1. “When in Rome” everywhere. I like to think of this as the biggest display of respect to another culture because it shows your willingness to try and understand something new. For example, if you are in Australia and someone proudly offers you their restaurants kangaroo dish, eat it like it’s your favorite food even if it’s not (yes, this really happened to me and turns out, it was actually delicious). If you are somewhere that has many social customs unfamiliar to you, say in an Asian country, don’t be embarrassed to try bowing when it is appropriate. I have noticed people are more receptive to you as a traveler when they can see you are putting forth effort to cross cultural differences.
2. In unfamiliar situations, wear your poker face. It is bound to happen – you make a wrong turn to find yourself lost, get yelled at in a foreign language, or are caught in a weird situation and just don’t know how to react. No matter how frazzled you are, try to remain calm and collected for your safety.
3. Speak the language. Of course you won’t always be able to do this fluently, but it is possible to learn a few useful greetings and phrases in the country’s language. You might have noticed Americans do not have the best traveling reputation. Time and time again my foreign friends have told me that we tend to speak English before even attempting a simple greeting in the local language and this is offensive. Even if you butcher a few words in another language, people will likely just giggle and appreciate your attempt.
4. Finally, pay attention to how people dress. Unless you are actually hiking in the jungle or going on an Archeological dig, your favorite hiking hat might not be necessary for this trip. But, little jokes aside, I have found clothing to be important in some cases. For example, if you want to go to a religious service, make sure you ask a local or research how you are expected to dress. The last thing you want to do is accidentally disrespect anyone or anything.

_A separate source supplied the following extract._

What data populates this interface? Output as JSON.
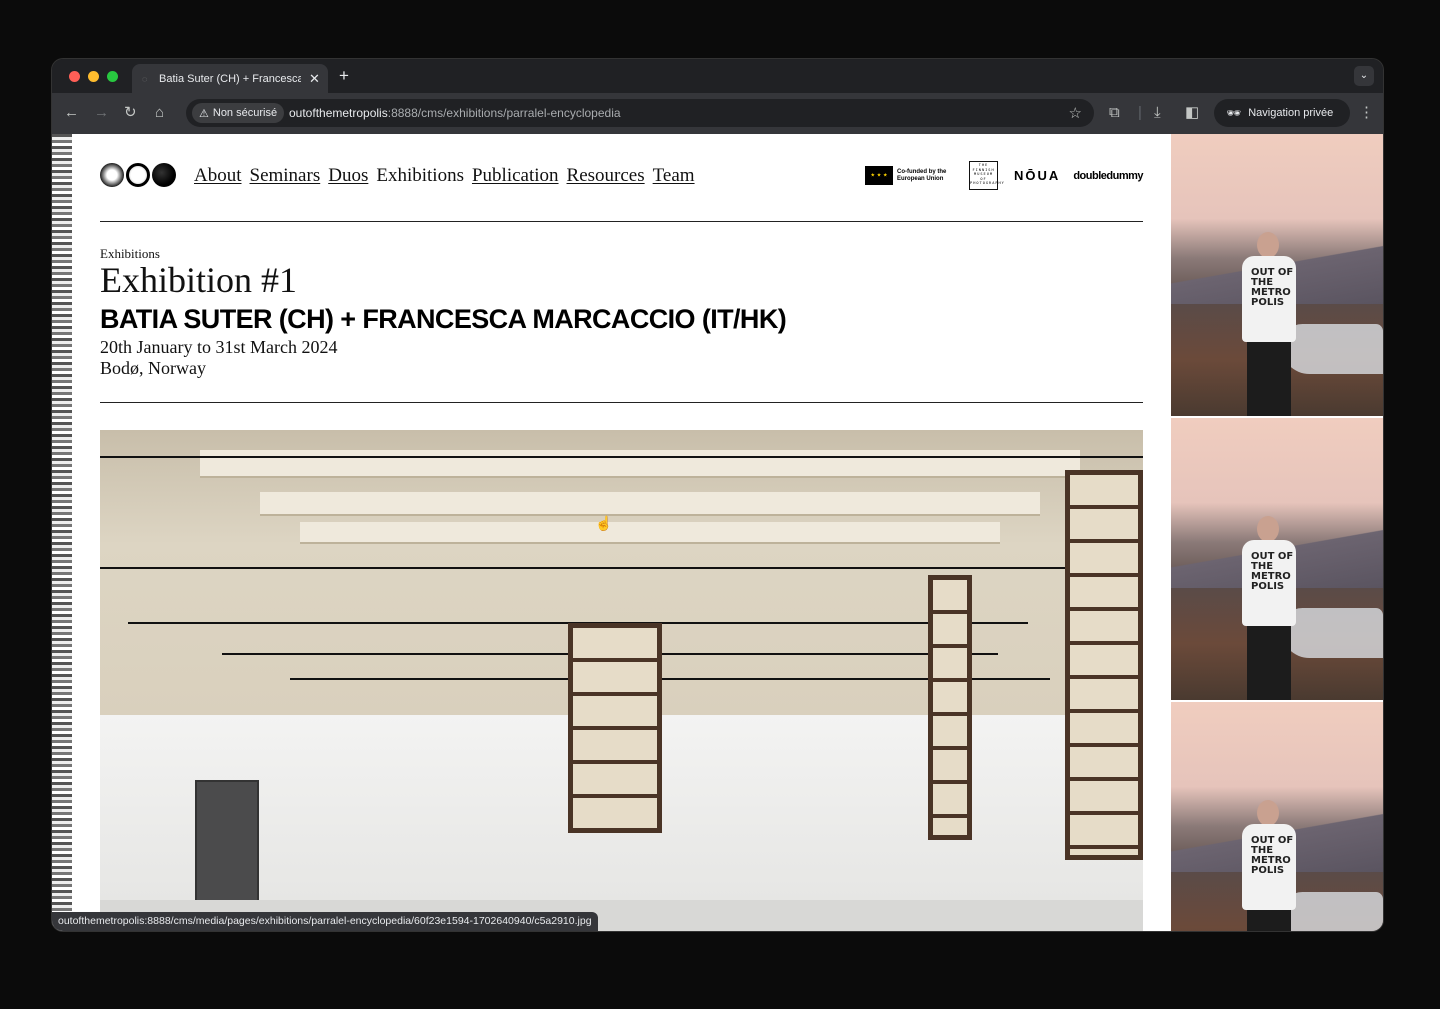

Hopefully you can try out some of these tips and see how your next journey unfolds. If you have any other tips you use, I would love to hear them. Happy travels!